[Component data from apps and pages]
- - - - - - -

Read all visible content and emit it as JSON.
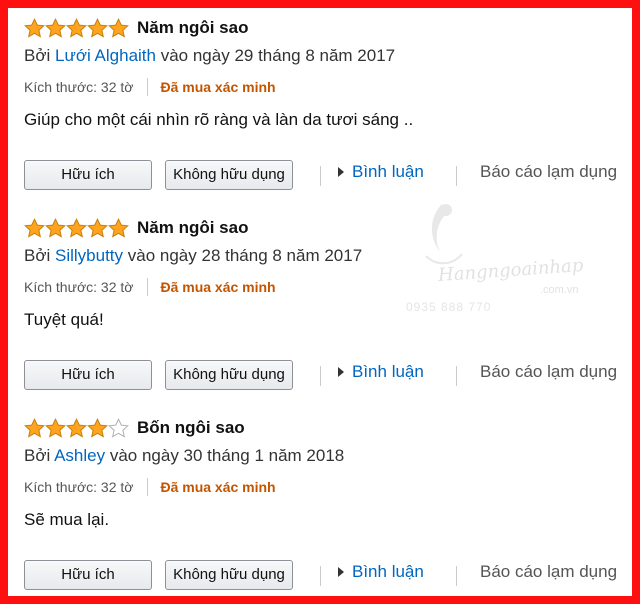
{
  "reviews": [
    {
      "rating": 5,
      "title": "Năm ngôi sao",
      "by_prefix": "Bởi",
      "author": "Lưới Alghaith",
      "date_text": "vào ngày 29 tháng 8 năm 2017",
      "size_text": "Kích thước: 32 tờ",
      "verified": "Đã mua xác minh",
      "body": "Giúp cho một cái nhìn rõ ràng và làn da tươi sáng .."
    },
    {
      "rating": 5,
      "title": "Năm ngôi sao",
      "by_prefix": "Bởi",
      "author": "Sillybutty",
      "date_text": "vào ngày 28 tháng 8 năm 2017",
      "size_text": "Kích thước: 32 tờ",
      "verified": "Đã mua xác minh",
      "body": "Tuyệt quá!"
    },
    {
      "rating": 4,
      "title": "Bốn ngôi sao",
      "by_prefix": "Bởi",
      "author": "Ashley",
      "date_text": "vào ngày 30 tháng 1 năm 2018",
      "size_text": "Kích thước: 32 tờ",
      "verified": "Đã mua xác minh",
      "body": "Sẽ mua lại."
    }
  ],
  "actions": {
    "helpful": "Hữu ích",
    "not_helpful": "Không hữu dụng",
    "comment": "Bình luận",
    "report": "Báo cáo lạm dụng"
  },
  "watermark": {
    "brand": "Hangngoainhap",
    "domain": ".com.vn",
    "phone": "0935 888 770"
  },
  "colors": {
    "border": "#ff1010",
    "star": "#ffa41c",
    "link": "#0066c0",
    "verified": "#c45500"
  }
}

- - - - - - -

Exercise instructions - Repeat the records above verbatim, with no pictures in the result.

Finished exercise -
Read all visible content and emit it as JSON.
{
  "reviews": [
    {
      "rating": 5,
      "title": "Năm ngôi sao",
      "by_prefix": "Bởi",
      "author": "Lưới Alghaith",
      "date_text": "vào ngày 29 tháng 8 năm 2017",
      "size_text": "Kích thước: 32 tờ",
      "verified": "Đã mua xác minh",
      "body": "Giúp cho một cái nhìn rõ ràng và làn da tươi sáng .."
    },
    {
      "rating": 5,
      "title": "Năm ngôi sao",
      "by_prefix": "Bởi",
      "author": "Sillybutty",
      "date_text": "vào ngày 28 tháng 8 năm 2017",
      "size_text": "Kích thước: 32 tờ",
      "verified": "Đã mua xác minh",
      "body": "Tuyệt quá!"
    },
    {
      "rating": 4,
      "title": "Bốn ngôi sao",
      "by_prefix": "Bởi",
      "author": "Ashley",
      "date_text": "vào ngày 30 tháng 1 năm 2018",
      "size_text": "Kích thước: 32 tờ",
      "verified": "Đã mua xác minh",
      "body": "Sẽ mua lại."
    }
  ],
  "actions": {
    "helpful": "Hữu ích",
    "not_helpful": "Không hữu dụng",
    "comment": "Bình luận",
    "report": "Báo cáo lạm dụng"
  },
  "watermark": {
    "brand": "Hangngoainhap",
    "domain": ".com.vn",
    "phone": "0935 888 770"
  },
  "colors": {
    "border": "#ff1010",
    "star": "#ffa41c",
    "link": "#0066c0",
    "verified": "#c45500"
  }
}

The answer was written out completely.